**WHAT YOU HAVE TO DO**
Each line of the data below holding the word "initials" must be copied.

**DATA FOR REVIEW**
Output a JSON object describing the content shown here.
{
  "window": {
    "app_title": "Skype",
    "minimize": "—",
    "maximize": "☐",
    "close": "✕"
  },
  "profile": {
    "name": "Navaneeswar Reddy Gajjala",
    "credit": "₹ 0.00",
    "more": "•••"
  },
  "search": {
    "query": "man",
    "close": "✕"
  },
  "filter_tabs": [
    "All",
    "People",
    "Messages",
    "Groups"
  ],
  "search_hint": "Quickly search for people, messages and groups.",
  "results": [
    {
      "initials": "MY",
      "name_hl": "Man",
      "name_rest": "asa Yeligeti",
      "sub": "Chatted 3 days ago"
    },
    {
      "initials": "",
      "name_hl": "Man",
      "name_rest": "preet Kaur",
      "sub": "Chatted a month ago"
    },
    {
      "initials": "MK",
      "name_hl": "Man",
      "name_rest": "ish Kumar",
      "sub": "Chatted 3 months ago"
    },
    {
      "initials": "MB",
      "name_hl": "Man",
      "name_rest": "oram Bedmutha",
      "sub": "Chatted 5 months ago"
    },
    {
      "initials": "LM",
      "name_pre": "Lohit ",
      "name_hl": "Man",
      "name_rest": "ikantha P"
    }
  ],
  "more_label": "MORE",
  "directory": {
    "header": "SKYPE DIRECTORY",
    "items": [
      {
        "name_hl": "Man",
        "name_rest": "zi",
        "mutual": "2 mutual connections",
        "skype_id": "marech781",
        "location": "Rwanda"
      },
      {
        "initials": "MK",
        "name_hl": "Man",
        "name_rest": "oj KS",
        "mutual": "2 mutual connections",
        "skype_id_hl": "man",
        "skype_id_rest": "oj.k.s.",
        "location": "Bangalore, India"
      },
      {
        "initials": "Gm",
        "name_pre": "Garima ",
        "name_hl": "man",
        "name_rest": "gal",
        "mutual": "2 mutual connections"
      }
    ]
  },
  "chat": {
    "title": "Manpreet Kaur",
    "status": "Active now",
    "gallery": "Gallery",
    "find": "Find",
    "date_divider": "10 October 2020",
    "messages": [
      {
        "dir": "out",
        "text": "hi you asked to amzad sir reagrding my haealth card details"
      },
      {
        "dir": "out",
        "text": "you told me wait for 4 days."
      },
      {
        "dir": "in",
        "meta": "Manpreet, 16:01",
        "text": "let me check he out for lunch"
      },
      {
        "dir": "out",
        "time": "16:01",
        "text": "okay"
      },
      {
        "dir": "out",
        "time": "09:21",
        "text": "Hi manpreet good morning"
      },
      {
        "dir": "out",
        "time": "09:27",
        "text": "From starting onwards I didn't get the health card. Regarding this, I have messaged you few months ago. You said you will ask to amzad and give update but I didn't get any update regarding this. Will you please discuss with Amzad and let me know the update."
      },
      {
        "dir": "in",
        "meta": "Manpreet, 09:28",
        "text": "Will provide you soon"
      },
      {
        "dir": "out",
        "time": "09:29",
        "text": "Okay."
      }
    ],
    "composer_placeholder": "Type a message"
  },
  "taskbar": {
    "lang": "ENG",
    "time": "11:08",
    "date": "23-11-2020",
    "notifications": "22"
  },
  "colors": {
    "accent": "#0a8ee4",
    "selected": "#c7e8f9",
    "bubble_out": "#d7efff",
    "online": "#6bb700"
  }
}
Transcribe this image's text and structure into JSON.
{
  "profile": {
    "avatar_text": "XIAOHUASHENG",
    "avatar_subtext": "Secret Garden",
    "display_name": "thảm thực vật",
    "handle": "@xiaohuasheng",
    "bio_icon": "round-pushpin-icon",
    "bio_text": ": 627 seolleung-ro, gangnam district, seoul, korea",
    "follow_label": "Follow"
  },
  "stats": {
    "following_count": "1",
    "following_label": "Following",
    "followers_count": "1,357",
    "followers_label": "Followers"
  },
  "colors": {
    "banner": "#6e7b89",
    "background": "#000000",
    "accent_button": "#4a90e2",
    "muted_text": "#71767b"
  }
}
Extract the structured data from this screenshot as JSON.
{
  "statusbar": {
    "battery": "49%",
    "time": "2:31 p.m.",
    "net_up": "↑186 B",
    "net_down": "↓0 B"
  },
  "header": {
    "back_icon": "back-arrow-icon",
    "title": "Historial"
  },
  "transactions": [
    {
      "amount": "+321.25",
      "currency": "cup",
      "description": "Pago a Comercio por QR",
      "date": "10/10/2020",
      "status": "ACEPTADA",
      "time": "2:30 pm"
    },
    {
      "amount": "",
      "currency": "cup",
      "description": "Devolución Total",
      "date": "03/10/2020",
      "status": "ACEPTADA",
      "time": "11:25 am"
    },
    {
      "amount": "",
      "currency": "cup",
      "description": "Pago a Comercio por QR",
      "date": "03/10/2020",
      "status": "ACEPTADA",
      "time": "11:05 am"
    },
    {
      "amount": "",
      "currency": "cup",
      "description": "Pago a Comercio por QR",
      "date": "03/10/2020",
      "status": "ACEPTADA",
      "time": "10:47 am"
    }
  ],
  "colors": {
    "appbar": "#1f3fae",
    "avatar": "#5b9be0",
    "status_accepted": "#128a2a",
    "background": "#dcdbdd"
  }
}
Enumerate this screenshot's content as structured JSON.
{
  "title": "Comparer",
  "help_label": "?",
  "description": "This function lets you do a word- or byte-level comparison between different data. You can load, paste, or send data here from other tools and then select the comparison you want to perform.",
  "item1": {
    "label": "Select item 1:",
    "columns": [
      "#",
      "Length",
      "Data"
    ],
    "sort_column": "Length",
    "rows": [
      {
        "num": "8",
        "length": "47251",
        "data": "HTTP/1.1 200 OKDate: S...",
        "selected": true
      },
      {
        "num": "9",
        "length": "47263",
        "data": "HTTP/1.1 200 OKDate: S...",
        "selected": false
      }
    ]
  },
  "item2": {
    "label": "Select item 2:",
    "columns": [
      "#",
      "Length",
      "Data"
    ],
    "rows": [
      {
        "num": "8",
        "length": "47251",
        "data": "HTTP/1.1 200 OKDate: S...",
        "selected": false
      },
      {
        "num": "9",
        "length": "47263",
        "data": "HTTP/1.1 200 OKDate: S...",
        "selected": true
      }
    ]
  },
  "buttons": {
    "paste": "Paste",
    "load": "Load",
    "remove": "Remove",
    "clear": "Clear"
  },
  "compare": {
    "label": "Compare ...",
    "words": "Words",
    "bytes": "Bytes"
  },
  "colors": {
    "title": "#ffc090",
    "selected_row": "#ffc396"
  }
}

**YOUR SOLUTION**
      "initials": "MY",
      "initials": "",
      "initials": "MK",
      "initials": "MB",
      "initials": "LM",
        "initials": "MK",
        "initials": "Gm",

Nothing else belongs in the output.